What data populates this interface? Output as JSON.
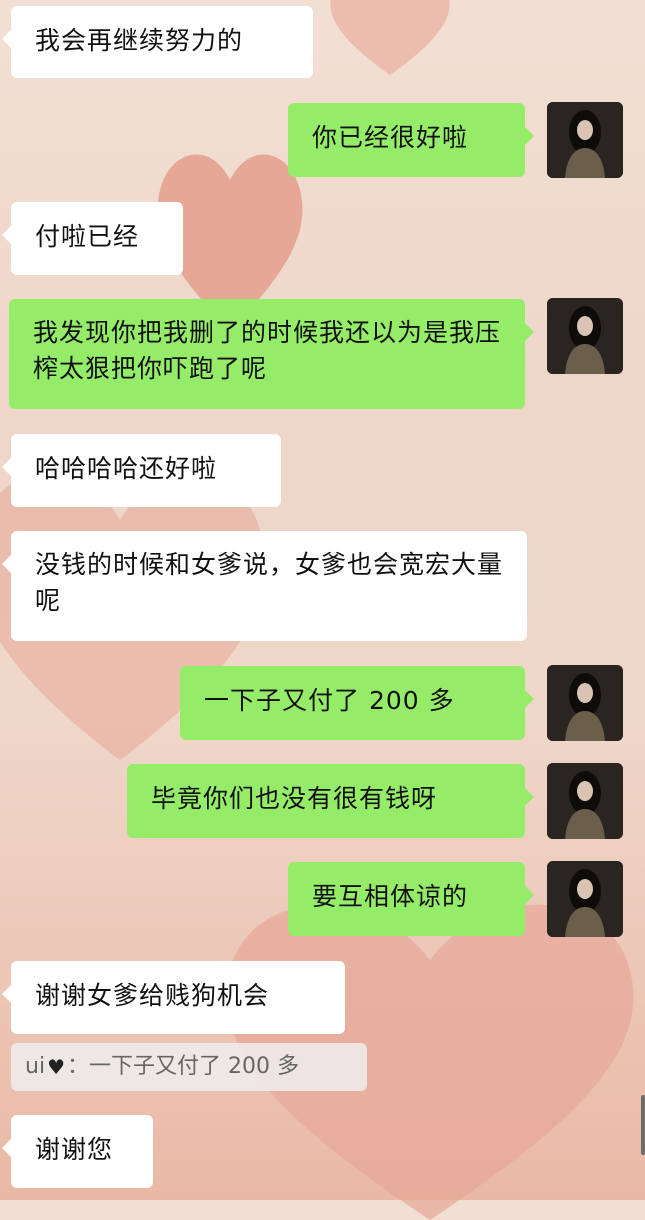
{
  "messages": [
    {
      "side": "in",
      "text": "我会再继续努力的"
    },
    {
      "side": "out",
      "text": "你已经很好啦"
    },
    {
      "side": "in",
      "text": "付啦已经"
    },
    {
      "side": "out",
      "text": "我发现你把我删了的时候我还以为是我压榨太狠把你吓跑了呢"
    },
    {
      "side": "in",
      "text": "哈哈哈哈还好啦"
    },
    {
      "side": "in",
      "text": "没钱的时候和女爹说，女爹也会宽宏大量呢"
    },
    {
      "side": "out",
      "text": "一下子又付了 200 多"
    },
    {
      "side": "out",
      "text": "毕竟你们也没有很有钱呀"
    },
    {
      "side": "out",
      "text": "要互相体谅的"
    },
    {
      "side": "in",
      "text": "谢谢女爹给贱狗机会"
    },
    {
      "side": "in",
      "text": "谢谢您"
    }
  ],
  "quote": {
    "sender": "ui",
    "separator": "：",
    "text": "一下子又付了 200 多"
  },
  "colors": {
    "outgoing_bubble": "#95ec69",
    "incoming_bubble": "#ffffff",
    "background_heart": "#e7a797"
  }
}
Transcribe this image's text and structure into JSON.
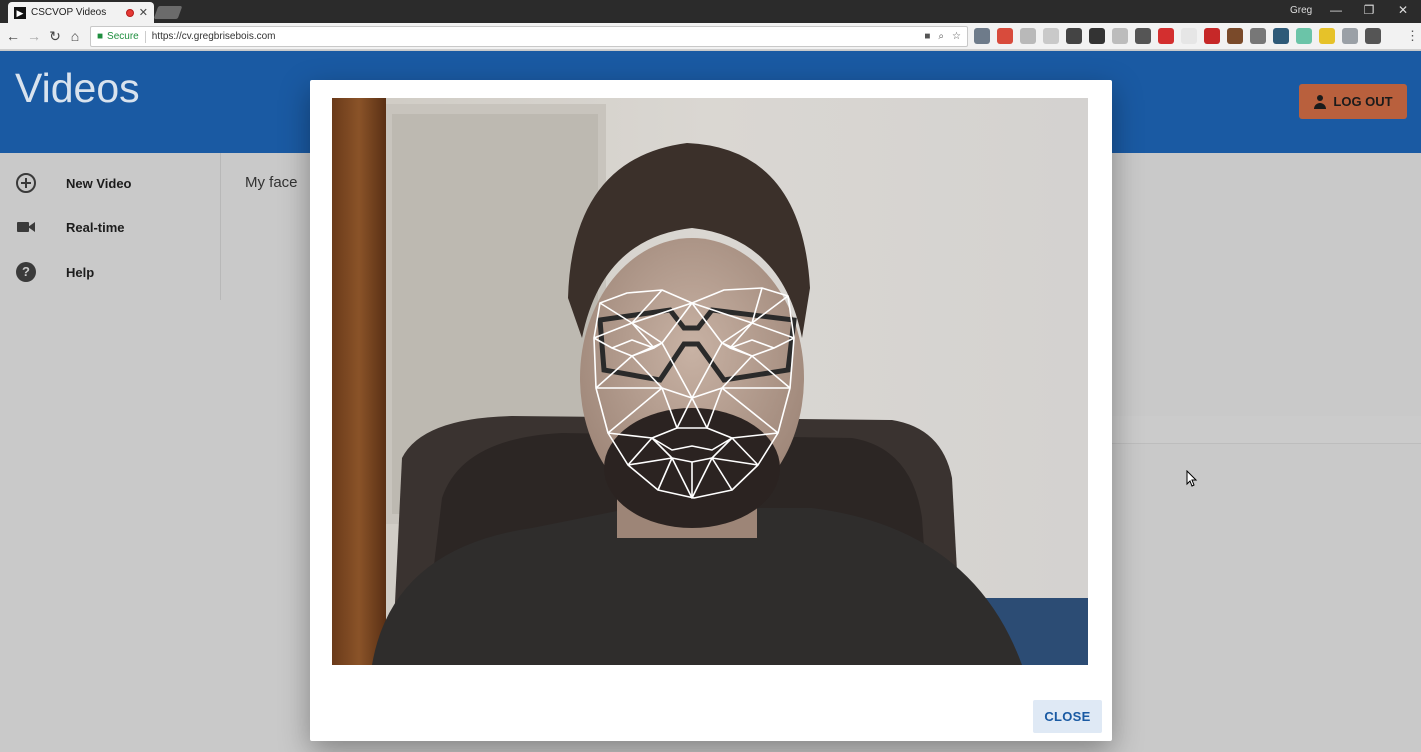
{
  "browser": {
    "tab_title": "CSCVOP Videos",
    "tab_favicon": "▶",
    "user_name": "Greg",
    "secure_label": "Secure",
    "url": "https://cv.gregbrisebois.com",
    "icons": {
      "back": "←",
      "forward": "→",
      "reload": "↻",
      "home": "⌂",
      "lock": "■",
      "camera": "■",
      "zoom": "⌕",
      "bookmark": "☆",
      "menu": "⋮",
      "minimize": "—",
      "restore": "❐",
      "close": "✕",
      "tab_close": "✕"
    },
    "extension_colors": [
      "#6e7b8a",
      "#d84b3c",
      "#b9b9b9",
      "#c9c9c9",
      "#444444",
      "#333333",
      "#bcbcbc",
      "#555555",
      "#d32f2f",
      "#e6e6e6",
      "#c62828",
      "#7a4a2a",
      "#777777",
      "#2e5a78",
      "#6bc4a8",
      "#e6c229",
      "#9aa0a6",
      "#555555"
    ]
  },
  "app": {
    "title": "Videos",
    "logout_label": "LOG OUT",
    "sidebar": [
      {
        "label": "New Video",
        "icon": "plus-circle-icon"
      },
      {
        "label": "Real-time",
        "icon": "camera-icon"
      },
      {
        "label": "Help",
        "icon": "help-icon"
      }
    ],
    "help_glyph": "?",
    "video_title": "My face"
  },
  "dialog": {
    "close_label": "CLOSE",
    "video_description": "webcam frame with face-mesh overlay"
  },
  "colors": {
    "header": "#1a5aa3",
    "logout": "#b9603d",
    "close_text": "#1a5aa3"
  }
}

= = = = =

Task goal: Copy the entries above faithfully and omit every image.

Expected answer:
What data populates this interface? Output as JSON.
{
  "messages": [
    {
      "side": "in",
      "text": "我会再继续努力的"
    },
    {
      "side": "out",
      "text": "你已经很好啦"
    },
    {
      "side": "in",
      "text": "付啦已经"
    },
    {
      "side": "out",
      "text": "我发现你把我删了的时候我还以为是我压榨太狠把你吓跑了呢"
    },
    {
      "side": "in",
      "text": "哈哈哈哈还好啦"
    },
    {
      "side": "in",
      "text": "没钱的时候和女爹说，女爹也会宽宏大量呢"
    },
    {
      "side": "out",
      "text": "一下子又付了 200 多"
    },
    {
      "side": "out",
      "text": "毕竟你们也没有很有钱呀"
    },
    {
      "side": "out",
      "text": "要互相体谅的"
    },
    {
      "side": "in",
      "text": "谢谢女爹给贱狗机会"
    },
    {
      "side": "in",
      "text": "谢谢您"
    }
  ],
  "quote": {
    "sender": "ui",
    "separator": "：",
    "text": "一下子又付了 200 多"
  },
  "colors": {
    "outgoing_bubble": "#95ec69",
    "incoming_bubble": "#ffffff",
    "background_heart": "#e7a797"
  }
}
Transcribe this image's text and structure into JSON.
{
  "browser": {
    "tab_title": "CSCVOP Videos",
    "tab_favicon": "▶",
    "user_name": "Greg",
    "secure_label": "Secure",
    "url": "https://cv.gregbrisebois.com",
    "icons": {
      "back": "←",
      "forward": "→",
      "reload": "↻",
      "home": "⌂",
      "lock": "■",
      "camera": "■",
      "zoom": "⌕",
      "bookmark": "☆",
      "menu": "⋮",
      "minimize": "—",
      "restore": "❐",
      "close": "✕",
      "tab_close": "✕"
    },
    "extension_colors": [
      "#6e7b8a",
      "#d84b3c",
      "#b9b9b9",
      "#c9c9c9",
      "#444444",
      "#333333",
      "#bcbcbc",
      "#555555",
      "#d32f2f",
      "#e6e6e6",
      "#c62828",
      "#7a4a2a",
      "#777777",
      "#2e5a78",
      "#6bc4a8",
      "#e6c229",
      "#9aa0a6",
      "#555555"
    ]
  },
  "app": {
    "title": "Videos",
    "logout_label": "LOG OUT",
    "sidebar": [
      {
        "label": "New Video",
        "icon": "plus-circle-icon"
      },
      {
        "label": "Real-time",
        "icon": "camera-icon"
      },
      {
        "label": "Help",
        "icon": "help-icon"
      }
    ],
    "help_glyph": "?",
    "video_title": "My face"
  },
  "dialog": {
    "close_label": "CLOSE",
    "video_description": "webcam frame with face-mesh overlay"
  },
  "colors": {
    "header": "#1a5aa3",
    "logout": "#b9603d",
    "close_text": "#1a5aa3"
  }
}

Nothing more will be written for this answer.